In group theory, "transposition" means almost the same thing it means in ordinary language: the swapping of two things.

More precisely, let *G* be a group acting (from the left) on a set *X*. A *transposition* is an element of *G* of order 2 that only moves two elements of *X*. In other words, if τ is in *G*, then τ is a transposition if for some *x* and *y* in *X*,

τ*x* = *y*; τ*y* = *x*

and τ*z* = *z* for any other *z* in *X*.

The most important example of transpositions are the elements of the symmetric group on *n* letters, often denoted *S*_{n}. This is the group that consists of all permutations of *n* things ("letters"). In cycle notation, transpositions are the elements of *S*_{n} of the form (*a b*) for any letters *a* and *b* taken from {1, 2, ..., *n*}.

Transpositions are important because they can generate any permutation in *S*_{n}, and because Cayley's theorem tells us that any group is isomorphic to a subgroup of some symmetric group. Thus, in a sense, transpositions can generate any group whatsoever (although this might be the most inefficient way to generate an arbitrary group). This fact is of theoretical interest and reveals the fundamental nature of transpositions.

That any permutation in *S*_{n} can be written as a product of transpositions, should be intuitively clear. In fact, to avoid overkill, we can take the *n* - 1 *adjacent* transpositions

(1 2), (2 3), (3 4), ..., (*n*-1 *n*)

as generators of *S*_{n}. I will not give a formal proof of this fact, as it is bound to be more confusing and notationally entangling than enlightening. Instead, let us prove this "by inspection", as the engineers say. An arbitrary permutation σ of *S*_{n} moves the *n* letters {1, 2, ..., *n*} in some fashion. Now, imagine that these moves are performed only by moving two adjacent elements, one at a time. These motions of adjacent elements are exactly the *n*-1 transpositions I contend to generate *S*_{n}. For example, if σ moves 2 to 5, this can be accomplished by three transpositions: (2 3) then (3 4), followed by (4 5). Now 2 is in its rightful place according to σ, although other elements have been moved around in some manner. So the way to write an arbitrary permutation as product of transpositions is to turn this heuristic into something more systematic. This is best explained through example.

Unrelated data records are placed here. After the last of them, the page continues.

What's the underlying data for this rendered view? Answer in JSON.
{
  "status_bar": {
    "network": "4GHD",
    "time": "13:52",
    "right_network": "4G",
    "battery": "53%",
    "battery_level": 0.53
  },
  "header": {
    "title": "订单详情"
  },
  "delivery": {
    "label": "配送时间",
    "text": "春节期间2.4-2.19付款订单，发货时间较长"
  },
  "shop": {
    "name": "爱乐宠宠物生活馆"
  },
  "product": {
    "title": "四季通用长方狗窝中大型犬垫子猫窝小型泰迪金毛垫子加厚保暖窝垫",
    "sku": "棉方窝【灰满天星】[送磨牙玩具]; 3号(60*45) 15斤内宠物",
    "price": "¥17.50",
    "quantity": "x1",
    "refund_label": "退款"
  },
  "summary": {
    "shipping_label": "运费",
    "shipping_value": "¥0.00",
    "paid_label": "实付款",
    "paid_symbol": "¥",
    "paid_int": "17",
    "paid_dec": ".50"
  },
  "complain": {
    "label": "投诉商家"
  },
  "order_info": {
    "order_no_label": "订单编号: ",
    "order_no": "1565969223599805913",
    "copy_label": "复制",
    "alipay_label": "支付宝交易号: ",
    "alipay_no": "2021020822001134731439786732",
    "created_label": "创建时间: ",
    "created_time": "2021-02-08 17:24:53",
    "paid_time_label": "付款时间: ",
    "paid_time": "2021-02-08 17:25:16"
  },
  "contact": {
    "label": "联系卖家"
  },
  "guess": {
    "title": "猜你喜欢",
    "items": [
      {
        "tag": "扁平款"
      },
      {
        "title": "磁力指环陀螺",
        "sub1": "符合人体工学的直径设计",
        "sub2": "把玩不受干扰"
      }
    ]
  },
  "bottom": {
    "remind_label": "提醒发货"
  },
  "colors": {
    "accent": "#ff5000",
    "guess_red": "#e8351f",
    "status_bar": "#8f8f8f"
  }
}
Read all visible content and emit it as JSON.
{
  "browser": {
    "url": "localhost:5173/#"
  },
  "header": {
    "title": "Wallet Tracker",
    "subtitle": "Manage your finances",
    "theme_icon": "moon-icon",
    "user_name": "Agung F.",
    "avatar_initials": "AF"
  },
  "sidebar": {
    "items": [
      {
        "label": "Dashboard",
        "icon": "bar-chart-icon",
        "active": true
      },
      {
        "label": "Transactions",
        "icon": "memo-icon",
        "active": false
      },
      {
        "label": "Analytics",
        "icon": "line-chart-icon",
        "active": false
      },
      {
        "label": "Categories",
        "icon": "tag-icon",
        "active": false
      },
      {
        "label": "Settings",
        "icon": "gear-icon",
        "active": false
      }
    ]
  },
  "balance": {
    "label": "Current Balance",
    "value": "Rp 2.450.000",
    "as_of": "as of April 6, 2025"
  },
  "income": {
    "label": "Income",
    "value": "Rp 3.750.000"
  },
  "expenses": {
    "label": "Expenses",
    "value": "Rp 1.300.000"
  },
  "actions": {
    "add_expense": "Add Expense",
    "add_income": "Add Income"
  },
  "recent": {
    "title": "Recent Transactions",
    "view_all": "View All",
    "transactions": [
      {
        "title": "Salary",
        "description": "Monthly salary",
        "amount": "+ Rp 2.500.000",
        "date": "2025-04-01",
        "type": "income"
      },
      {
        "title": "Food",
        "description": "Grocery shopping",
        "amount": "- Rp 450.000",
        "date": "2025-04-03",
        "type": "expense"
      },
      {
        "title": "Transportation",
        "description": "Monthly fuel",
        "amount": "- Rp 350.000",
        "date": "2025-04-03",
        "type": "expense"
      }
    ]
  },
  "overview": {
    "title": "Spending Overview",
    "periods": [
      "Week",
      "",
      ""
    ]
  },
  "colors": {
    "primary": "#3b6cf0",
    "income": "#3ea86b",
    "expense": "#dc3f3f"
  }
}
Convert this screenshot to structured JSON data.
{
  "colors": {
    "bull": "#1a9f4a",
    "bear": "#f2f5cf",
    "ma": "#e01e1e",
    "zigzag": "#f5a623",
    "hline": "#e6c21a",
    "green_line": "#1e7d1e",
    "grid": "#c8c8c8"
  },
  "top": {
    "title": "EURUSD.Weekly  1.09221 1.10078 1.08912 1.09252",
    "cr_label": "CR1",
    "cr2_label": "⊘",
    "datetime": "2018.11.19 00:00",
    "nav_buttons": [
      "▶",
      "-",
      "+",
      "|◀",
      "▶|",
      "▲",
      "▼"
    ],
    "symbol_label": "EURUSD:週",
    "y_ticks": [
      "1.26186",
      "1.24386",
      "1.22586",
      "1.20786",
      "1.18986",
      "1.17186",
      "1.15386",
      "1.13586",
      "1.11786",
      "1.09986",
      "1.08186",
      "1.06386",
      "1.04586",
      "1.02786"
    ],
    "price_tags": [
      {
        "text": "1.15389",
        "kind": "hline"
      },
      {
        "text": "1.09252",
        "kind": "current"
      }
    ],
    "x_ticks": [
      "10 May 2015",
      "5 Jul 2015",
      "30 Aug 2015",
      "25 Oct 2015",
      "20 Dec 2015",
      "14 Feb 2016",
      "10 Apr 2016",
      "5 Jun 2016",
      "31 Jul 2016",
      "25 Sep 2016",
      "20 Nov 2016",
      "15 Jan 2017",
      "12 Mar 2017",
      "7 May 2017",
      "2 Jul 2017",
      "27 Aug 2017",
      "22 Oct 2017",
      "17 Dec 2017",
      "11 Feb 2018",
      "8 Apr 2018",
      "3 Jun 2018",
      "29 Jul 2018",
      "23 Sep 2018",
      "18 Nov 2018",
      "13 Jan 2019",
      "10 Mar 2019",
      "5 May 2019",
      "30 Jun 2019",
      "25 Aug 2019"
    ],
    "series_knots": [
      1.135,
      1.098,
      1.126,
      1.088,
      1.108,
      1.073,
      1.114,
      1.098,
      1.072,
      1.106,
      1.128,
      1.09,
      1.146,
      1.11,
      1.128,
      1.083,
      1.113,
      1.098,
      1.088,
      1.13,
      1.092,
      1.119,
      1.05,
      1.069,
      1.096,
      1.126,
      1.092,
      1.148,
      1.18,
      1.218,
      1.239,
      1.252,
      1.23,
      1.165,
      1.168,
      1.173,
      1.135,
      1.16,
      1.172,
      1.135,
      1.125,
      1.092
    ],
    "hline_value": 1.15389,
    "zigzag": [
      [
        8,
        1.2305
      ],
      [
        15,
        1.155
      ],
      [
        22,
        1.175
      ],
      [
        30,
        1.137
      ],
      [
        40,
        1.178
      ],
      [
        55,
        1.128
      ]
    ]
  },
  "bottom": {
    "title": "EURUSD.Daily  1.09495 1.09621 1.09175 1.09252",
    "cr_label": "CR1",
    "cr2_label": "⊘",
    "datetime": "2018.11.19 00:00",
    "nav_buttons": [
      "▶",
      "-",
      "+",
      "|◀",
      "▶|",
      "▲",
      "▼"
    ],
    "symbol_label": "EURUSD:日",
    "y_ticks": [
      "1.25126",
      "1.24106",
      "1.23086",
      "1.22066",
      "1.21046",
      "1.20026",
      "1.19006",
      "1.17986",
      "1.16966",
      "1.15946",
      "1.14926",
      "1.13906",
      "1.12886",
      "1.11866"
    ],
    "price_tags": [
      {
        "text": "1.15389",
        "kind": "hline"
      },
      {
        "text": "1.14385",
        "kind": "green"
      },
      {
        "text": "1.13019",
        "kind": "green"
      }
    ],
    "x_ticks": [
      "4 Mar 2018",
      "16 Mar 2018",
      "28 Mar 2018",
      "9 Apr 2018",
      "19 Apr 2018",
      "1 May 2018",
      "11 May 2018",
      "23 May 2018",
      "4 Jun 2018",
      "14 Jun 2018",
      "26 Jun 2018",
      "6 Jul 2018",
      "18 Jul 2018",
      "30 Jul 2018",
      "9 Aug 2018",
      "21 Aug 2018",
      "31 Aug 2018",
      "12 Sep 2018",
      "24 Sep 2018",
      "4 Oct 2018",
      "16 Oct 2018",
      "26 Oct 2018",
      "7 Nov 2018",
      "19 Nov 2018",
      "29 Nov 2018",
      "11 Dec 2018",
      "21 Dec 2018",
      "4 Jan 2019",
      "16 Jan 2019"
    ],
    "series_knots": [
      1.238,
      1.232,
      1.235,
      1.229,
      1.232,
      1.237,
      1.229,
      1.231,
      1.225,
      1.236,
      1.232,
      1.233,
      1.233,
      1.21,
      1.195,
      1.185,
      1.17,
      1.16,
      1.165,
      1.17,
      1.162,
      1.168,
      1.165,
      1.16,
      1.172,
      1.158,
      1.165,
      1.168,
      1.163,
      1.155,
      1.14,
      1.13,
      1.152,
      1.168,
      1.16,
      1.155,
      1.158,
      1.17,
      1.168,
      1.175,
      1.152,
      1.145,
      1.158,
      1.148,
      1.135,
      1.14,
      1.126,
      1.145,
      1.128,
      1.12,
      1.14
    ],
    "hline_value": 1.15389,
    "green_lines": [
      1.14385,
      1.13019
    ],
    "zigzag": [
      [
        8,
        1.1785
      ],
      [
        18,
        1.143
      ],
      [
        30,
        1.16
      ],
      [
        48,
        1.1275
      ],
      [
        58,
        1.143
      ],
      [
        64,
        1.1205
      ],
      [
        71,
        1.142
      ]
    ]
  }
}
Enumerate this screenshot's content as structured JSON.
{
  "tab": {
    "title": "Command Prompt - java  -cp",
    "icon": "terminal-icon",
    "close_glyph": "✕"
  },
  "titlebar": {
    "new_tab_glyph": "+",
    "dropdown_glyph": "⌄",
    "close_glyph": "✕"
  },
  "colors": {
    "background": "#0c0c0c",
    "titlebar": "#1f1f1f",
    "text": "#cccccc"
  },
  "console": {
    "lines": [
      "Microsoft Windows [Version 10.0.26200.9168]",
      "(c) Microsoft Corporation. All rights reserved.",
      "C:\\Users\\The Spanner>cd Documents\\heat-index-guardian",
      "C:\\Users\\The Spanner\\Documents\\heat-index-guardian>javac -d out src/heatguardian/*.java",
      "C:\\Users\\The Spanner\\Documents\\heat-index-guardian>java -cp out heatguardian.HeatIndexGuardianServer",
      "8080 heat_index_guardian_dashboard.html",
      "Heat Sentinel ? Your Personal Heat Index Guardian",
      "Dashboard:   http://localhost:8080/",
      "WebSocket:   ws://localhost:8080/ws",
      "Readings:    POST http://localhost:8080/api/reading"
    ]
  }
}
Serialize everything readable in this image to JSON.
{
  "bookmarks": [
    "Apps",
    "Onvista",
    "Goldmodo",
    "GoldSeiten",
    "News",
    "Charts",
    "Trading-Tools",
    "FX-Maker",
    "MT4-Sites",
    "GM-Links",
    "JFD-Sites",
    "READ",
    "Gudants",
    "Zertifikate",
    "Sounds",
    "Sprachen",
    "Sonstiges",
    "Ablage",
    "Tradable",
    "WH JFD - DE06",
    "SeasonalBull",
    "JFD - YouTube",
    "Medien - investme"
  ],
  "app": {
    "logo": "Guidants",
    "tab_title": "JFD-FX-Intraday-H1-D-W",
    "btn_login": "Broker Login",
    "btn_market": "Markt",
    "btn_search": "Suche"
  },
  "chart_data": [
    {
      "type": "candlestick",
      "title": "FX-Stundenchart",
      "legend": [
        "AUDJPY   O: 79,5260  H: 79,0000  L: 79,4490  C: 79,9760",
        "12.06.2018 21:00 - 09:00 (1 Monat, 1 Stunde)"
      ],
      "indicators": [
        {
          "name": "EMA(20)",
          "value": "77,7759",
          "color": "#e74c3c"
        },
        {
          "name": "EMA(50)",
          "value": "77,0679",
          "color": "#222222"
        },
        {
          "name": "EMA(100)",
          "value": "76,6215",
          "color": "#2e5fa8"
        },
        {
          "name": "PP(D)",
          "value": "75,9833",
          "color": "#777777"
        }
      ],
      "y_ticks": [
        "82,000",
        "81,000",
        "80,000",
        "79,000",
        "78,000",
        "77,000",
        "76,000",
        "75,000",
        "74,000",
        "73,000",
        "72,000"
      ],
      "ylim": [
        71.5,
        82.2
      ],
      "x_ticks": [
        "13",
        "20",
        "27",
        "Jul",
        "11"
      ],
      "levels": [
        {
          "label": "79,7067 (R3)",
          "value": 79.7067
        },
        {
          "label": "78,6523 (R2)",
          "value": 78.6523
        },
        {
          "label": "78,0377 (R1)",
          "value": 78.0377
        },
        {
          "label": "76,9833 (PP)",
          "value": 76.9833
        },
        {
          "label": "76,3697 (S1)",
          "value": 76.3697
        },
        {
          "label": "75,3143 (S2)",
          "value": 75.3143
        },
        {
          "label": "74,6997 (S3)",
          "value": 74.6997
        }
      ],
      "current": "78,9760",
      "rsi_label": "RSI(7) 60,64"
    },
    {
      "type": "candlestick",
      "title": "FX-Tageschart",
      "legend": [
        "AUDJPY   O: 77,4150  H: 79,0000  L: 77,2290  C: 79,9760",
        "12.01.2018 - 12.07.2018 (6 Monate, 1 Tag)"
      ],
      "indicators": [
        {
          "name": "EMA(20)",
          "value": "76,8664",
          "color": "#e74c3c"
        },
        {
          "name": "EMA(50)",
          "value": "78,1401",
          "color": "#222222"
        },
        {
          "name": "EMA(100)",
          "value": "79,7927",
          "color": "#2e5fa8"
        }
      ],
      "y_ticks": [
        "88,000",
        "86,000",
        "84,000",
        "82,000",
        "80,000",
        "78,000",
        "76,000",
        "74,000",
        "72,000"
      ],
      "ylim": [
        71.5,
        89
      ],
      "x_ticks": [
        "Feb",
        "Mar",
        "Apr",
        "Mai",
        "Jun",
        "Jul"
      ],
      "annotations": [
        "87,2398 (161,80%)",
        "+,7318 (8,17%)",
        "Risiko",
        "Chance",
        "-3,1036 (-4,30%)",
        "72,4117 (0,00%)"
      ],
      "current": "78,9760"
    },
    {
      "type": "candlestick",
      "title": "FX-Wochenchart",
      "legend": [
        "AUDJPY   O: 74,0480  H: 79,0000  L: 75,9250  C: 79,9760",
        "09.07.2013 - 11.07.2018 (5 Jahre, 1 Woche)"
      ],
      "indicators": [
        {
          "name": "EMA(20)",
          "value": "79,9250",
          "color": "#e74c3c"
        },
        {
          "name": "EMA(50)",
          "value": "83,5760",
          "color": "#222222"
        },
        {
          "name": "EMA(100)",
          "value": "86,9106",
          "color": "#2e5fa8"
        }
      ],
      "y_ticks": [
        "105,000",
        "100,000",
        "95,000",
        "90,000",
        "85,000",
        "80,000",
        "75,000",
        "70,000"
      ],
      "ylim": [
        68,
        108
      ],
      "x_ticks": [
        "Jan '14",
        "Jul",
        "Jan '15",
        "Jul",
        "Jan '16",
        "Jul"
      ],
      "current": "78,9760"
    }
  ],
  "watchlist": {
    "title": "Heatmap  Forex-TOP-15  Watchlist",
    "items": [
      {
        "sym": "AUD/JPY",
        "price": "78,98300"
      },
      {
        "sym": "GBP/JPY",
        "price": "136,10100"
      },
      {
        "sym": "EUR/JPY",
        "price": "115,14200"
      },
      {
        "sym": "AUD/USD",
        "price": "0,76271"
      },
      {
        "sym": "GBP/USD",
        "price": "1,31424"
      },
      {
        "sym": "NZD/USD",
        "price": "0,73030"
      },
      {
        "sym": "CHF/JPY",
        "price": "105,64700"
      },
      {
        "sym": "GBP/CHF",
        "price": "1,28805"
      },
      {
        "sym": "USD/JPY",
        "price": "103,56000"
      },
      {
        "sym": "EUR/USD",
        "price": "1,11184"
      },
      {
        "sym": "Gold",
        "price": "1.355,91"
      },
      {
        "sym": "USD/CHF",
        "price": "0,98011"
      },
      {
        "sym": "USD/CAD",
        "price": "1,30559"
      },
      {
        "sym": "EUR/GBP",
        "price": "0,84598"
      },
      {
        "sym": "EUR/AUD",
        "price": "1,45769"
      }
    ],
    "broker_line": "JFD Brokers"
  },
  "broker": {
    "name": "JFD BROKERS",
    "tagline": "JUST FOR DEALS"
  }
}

Suppose we want to write

σ= (1 2 3 4 5)
(3 2 5 1 4)

as a product of transpositions. (The notation means that σ takes 1 to 3, 2 is fixed, 3 goes to 5, etc.) We have to move 3 into slot 1, and this can be done by two transpositions, (2 3), (1 2). 3 goes to 2 and then goes to 1. Now we have the following arrangement of the five letters:

1 2 3 4 5 <--- slot number
(3 1 2 4 5) <--- contents of slots

Now 3 is in the right place, but 2 should be fixed by σ. No problem, we can move 2 back into its place with the transposition (2 3) (switches slots 2 and 3), without touching letter 3 in slot 1 to obtain

1 2 3 4 5
(3 2 1 4 5)

and so on. So far, as a product of transpositions, σ is (2 3)(1 2)(2 3), with composition going from right to left. If we continue in this manner, we discover that as a product of transpositions

σ = (4 5)(3 4)(2 3)(1 2)(2 3).

It is worth pointing out that there is nothing unique about this decomposition of σ into transpositions. For example, since a transposition is its own inverse (to undo a swap, you must swap again), we can stick any number of equal transpositions anywhere in the decomposition of σ so long as they are adjacent, for example,

σ = (4 5)(3 4)(2 3)(1 2)(2 3)**(4 5)(4 5)(2 3)(2 3)**.

There are other more imaginative ways of decomposing σ into transpositions. Lack of uniqueness nonetheless, what *is* unique about the decomposition of σ is the *parity* of the number of transpositions. This is an important result.

**Theorem**. The parity of the number of transpositions in a decomposition of an arbitrary permutation is always the same regardless of the decomposition.

This result requires proof and is rather remarkable. It is what allows us to define even and odd permutations, as those who are formed by evenly many or oddly many transpositions, respectively. From this result, it is also clear that the product of two even permutations is again even (since even + even = even), so the *S*_{n} has a subgroup consisting of all even permutations. This is known as the alternating group on *n* letters, and for *n* > 4 is a nonabelian simple group. This is one of the deep reasons why the quintic equations and higher have no general solutions by radicals.